In the next few weeks, students will be pouring into Oxford and settling into their colleges in anticipation of a busy term ahead.
But before term starts, there’s all the excitement of Freshers’ week to enjoy – exploring a new city, meeting other people, and embracing Oxford’s social scene. Staying out late into the night at pubs and clubs, can be fun but also fatiguing, causing some of us to start term drained. Exhaustion can make the transition from Freshers’ fun to academic assignments particularly tricky, and can affect your academic performance – so it’s important to respect your own limits and enjoy yourself responsibly, so you’re ready to hit the ground running at the end of the week.
I’ll be a veteran when I return to Oxford to start my Master’s course, having survived Freshers’ as an undergraduate here too. This should mean that I know exactly how to handle the week like a pro, having reached the end of my last Freshers’ resembling something from The Walking Dead and with about as much brain capacity. It wasn’t the alcohol or the partying; my main issue was my arrogance in thinking I could get away by surviving on virtually no sleep, and I found out the hard way that this just wasn’t true. I hadn’t appreciated that Freshers’ week is not only about late nights socialising, but also some early morning academic orientations which are vital to attend. I was attending these inductions on about three hours sleep, and so by the end of the week still had no idea how to use the library systems because my brain simply wasn’t functioning.

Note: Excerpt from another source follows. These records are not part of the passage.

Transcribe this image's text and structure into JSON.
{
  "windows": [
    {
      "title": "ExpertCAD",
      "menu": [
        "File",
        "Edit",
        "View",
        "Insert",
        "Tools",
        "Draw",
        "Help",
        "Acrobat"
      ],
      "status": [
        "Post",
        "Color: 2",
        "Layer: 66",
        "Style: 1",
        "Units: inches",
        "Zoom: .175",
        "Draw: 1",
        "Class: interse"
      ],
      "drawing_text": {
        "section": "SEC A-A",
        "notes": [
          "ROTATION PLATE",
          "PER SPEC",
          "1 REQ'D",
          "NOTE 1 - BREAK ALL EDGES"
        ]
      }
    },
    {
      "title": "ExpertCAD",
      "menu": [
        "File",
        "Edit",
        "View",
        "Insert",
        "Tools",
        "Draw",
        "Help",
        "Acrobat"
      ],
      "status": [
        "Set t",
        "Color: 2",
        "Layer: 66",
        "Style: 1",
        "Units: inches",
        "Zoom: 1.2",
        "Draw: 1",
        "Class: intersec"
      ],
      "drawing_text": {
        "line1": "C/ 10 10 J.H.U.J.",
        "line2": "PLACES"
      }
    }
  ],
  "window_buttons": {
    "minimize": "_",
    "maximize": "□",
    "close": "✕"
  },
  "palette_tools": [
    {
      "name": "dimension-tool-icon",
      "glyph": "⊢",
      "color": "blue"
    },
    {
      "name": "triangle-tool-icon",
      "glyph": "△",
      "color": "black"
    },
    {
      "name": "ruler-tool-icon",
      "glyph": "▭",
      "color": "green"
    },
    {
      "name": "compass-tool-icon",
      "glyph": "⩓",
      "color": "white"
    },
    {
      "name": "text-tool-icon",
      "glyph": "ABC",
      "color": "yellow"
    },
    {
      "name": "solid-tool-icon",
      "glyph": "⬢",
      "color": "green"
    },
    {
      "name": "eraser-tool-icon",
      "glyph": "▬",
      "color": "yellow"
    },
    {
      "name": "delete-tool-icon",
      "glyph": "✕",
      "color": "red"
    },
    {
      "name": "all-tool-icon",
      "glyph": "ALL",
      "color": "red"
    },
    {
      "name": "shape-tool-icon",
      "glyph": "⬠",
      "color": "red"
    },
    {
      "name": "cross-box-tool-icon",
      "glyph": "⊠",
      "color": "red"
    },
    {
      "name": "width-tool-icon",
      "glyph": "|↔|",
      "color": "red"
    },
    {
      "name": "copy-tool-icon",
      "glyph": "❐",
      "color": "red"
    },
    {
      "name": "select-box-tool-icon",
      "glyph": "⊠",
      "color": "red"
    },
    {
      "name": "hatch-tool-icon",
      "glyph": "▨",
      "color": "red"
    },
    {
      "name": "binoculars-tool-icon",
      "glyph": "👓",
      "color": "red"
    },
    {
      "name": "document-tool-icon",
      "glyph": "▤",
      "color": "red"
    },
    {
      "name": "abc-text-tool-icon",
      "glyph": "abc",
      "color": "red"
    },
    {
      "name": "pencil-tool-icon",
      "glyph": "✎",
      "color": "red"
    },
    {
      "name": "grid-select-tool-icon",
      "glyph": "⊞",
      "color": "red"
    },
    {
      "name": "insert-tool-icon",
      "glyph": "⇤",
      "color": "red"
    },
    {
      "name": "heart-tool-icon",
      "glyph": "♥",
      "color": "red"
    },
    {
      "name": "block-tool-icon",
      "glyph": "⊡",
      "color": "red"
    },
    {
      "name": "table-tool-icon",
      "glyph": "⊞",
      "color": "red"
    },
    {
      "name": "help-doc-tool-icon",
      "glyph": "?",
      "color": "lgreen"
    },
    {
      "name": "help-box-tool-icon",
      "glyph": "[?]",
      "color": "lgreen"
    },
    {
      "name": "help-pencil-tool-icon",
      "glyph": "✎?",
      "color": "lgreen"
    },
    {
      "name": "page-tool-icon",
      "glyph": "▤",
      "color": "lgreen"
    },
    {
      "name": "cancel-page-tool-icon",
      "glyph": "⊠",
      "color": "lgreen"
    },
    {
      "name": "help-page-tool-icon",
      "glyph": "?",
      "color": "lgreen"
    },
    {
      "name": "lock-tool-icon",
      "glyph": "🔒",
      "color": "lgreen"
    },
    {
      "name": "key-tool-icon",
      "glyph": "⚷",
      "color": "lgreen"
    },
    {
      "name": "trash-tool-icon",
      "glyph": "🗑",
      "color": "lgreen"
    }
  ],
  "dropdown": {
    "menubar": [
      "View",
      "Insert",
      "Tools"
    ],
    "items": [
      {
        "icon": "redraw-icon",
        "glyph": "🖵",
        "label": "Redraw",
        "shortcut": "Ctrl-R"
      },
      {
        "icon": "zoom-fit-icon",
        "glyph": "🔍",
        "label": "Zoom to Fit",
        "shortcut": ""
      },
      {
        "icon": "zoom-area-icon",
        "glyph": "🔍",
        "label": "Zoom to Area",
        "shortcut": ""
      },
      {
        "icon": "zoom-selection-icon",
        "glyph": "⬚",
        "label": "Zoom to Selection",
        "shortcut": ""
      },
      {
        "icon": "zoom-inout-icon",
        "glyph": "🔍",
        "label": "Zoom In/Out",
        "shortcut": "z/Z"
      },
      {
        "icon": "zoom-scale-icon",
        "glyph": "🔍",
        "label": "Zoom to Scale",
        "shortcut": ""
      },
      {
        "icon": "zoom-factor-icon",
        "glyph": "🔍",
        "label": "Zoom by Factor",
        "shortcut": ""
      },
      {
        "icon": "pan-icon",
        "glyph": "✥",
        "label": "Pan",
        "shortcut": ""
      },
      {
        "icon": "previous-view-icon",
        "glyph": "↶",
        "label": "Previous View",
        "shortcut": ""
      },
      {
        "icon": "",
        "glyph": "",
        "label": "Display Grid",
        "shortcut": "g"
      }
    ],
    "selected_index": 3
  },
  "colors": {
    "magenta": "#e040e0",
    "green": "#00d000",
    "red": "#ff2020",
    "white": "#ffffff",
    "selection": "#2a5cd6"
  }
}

This had a knock-on effect, as I couldn’t work out how to access the books I needed when my friends were sailing through, which slowed down my working and impacted my ability to engage in class. In addition, I underestimated the impact tiredness had on my work: looking back I can see that when I thought I was writing Keats I was barely writing sentences, because fatigue was impairing my self-awareness. I grew frustrated with myself because I was underperforming in my essays, wondering whether I really deserved my place at Oxford, and was staying up even later trying to cram, trying to improve. It seems obvious now that this was counterproductive, and the best thing I could have done was to get a good night’s sleep, refresh my brain and try again. But instead, I continued to believe that getting so little rest and surviving on strong coffee was simply part of being a university student – rather than a product of an particularly tiring Freshers’ week.
I wasn’t alone though in ignoring the needs of my body – some of my friends took pride in staying out the latest and made it into a kind of competition. This made it really hard for me to stick to my guns when I’d had enough, so instead of turning in I was always willing to stay up for that extra hour. Coming to university, making new friends and having so much freedom for the first time was incredibly exciting, and I didn’t want to let the experience pass me by while I was tucked up in bed. But now I wish I’d managed my time better and not pushed myself so far every night until I was too exhausted even to enjoy the fun. Establishing a balance is really important, and recognising this could really have made my first Michaelmas that much easier.
My grades improved enormously when I made a conscious effort in Hilary term to get more sleep each night.
Whilst seriously undervalued, getting enough sleep is key to physical and mental wellbeing and strong academic performance. My grades improved enormously when I made a conscious effort in Hilary term to get more sleep each night. Being well-rested doesn’t have to mean being a party-pooper though; it just means being aware of your own limits. Getting stuck in a cycle of caffeine-fuelled exhaustion will make it hard to struggle through Freshers’, let alone an eight-week term. So strike a balance: play hard, work hard, and rest well to make your Oxford experience memorable for the right reasons.